| WHAT YOU HAVE TO DO |
For each line of the listing below that contains the string "location", copy the line.
RECORDS FOR THE TASK below:
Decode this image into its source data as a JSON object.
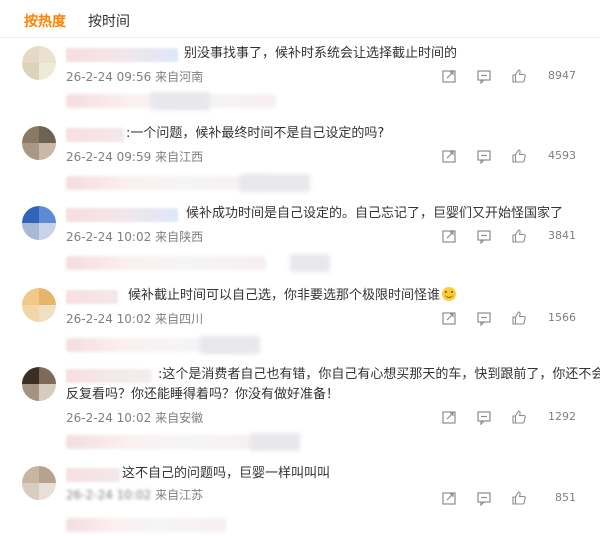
{
  "tabs": {
    "hot": "按热度",
    "time": "按时间"
  },
  "colors": {
    "accent": "#ff8200",
    "meta": "#808080"
  },
  "icons": {
    "share": "share-icon",
    "comment": "comment-icon",
    "like": "thumbs-up-icon"
  },
  "comments": [
    {
      "text": "别没事找事了，候补时系统会让选择截止时间的",
      "time": "26-2-24 09:56",
      "location": "来自河南",
      "likes": "8947"
    },
    {
      "text": ":一个问题，候补最终时间不是自己设定的吗?",
      "time": "26-2-24 09:59",
      "location": "来自江西",
      "likes": "4593"
    },
    {
      "text": "候补成功时间是自己设定的。自己忘记了，巨婴们又开始怪国家了",
      "time": "26-2-24 10:02",
      "location": "来自陕西",
      "likes": "3841"
    },
    {
      "text": "候补截止时间可以自己选，你非要选那个极限时间怪谁",
      "time": "26-2-24 10:02",
      "location": "来自四川",
      "likes": "1566"
    },
    {
      "text": ":这个是消费者自己也有错，你自己有心想买那天的车，快到跟前了，你还不会",
      "text2": "反复看吗？你还能睡得着吗？你没有做好准备！",
      "time": "26-2-24 10:02",
      "location": "来自安徽",
      "likes": "1292"
    },
    {
      "text": "这不自己的问题吗，巨婴一样叫叫叫",
      "time": "26-2-24 10:02",
      "location": "来自江苏",
      "likes": "851"
    }
  ]
}
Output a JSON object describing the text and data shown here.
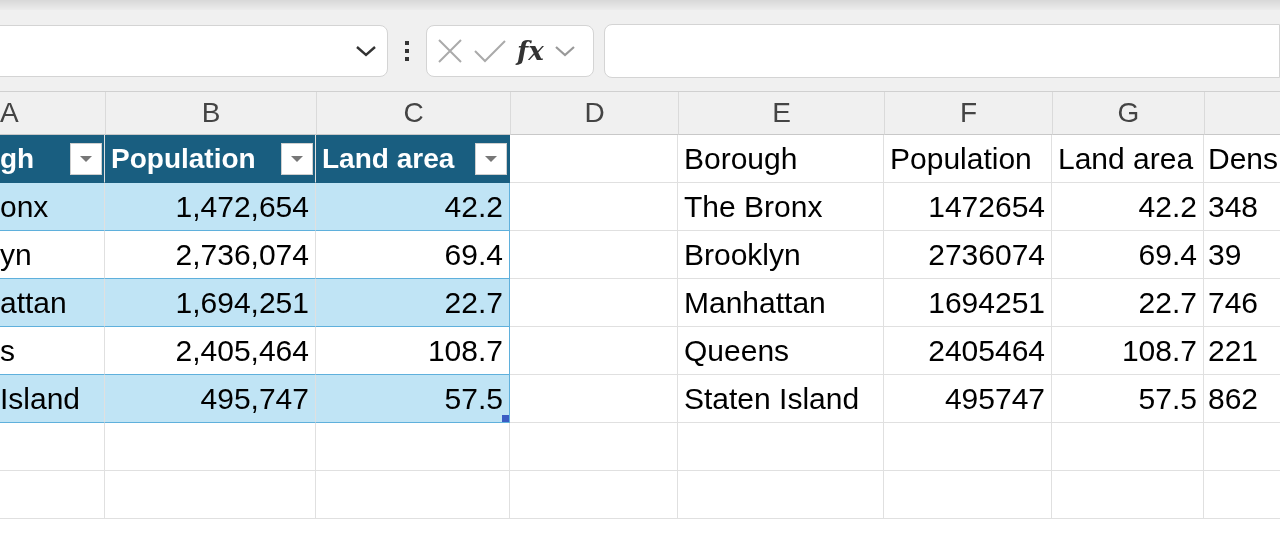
{
  "formula_bar": {
    "function_label": "fx"
  },
  "column_headers": [
    "A",
    "B",
    "C",
    "D",
    "E",
    "F",
    "G"
  ],
  "table": {
    "columns": [
      "gh",
      "Population",
      "Land area"
    ],
    "rows": [
      [
        "onx",
        "1,472,654",
        "42.2"
      ],
      [
        "yn",
        "2,736,074",
        "69.4"
      ],
      [
        "attan",
        "1,694,251",
        "22.7"
      ],
      [
        "s",
        "2,405,464",
        "108.7"
      ],
      [
        "Island",
        "495,747",
        "57.5"
      ]
    ]
  },
  "range": {
    "rows": [
      [
        "Borough",
        "Population",
        "Land area",
        "Dens"
      ],
      [
        "The Bronx",
        "1472654",
        "42.2",
        "348"
      ],
      [
        "Brooklyn",
        "2736074",
        "69.4",
        "39"
      ],
      [
        "Manhattan",
        "1694251",
        "22.7",
        "746"
      ],
      [
        "Queens",
        "2405464",
        "108.7",
        "221"
      ],
      [
        "Staten Island",
        "495747",
        "57.5",
        "862"
      ]
    ]
  }
}
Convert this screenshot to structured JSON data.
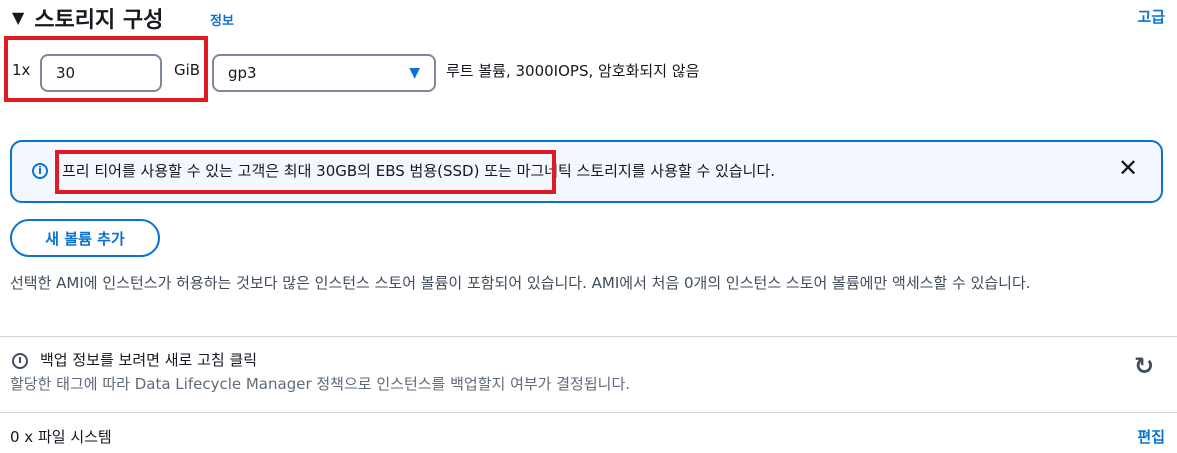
{
  "section": {
    "caret": "▼",
    "title": "스토리지 구성",
    "info_link": "정보",
    "advanced_link": "고급"
  },
  "volume": {
    "prefix": "1x",
    "size_value": "30",
    "unit": "GiB",
    "type_value": "gp3",
    "description": "루트 볼륨,  3000IOPS,  암호화되지 않음"
  },
  "alert": {
    "icon": "info-icon",
    "text": "프리 티어를 사용할 수 있는 고객은 최대 30GB의 EBS 범용(SSD) 또는 마그네틱 스토리지를 사용할 수 있습니다.",
    "close": "✕"
  },
  "add_volume_button": "새 볼륨 추가",
  "instance_store_note": "선택한 AMI에 인스턴스가 허용하는 것보다 많은 인스턴스 스토어 볼륨이 포함되어 있습니다. AMI에서 처음 0개의 인스턴스 스토어 볼륨에만 액세스할 수 있습니다.",
  "backup": {
    "title": "백업 정보를 보려면 새로 고침 클릭",
    "description": "할당한 태그에 따라 Data Lifecycle Manager 정책으로 인스턴스를 백업할지 여부가 결정됩니다.",
    "refresh_icon": "refresh-icon"
  },
  "file_systems": {
    "label": "0 x 파일 시스템",
    "edit_link": "편집"
  },
  "colors": {
    "accent": "#0972d3",
    "highlight": "#e01b24",
    "alert_bg": "#f2f8fd"
  }
}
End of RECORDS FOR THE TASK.
| OUTPUT FOR THIS EXERCISE |
      "location": "来自河南",
      "location": "来自江西",
      "location": "来自陕西",
      "location": "来自四川",
      "location": "来自安徽",
      "location": "来自江苏",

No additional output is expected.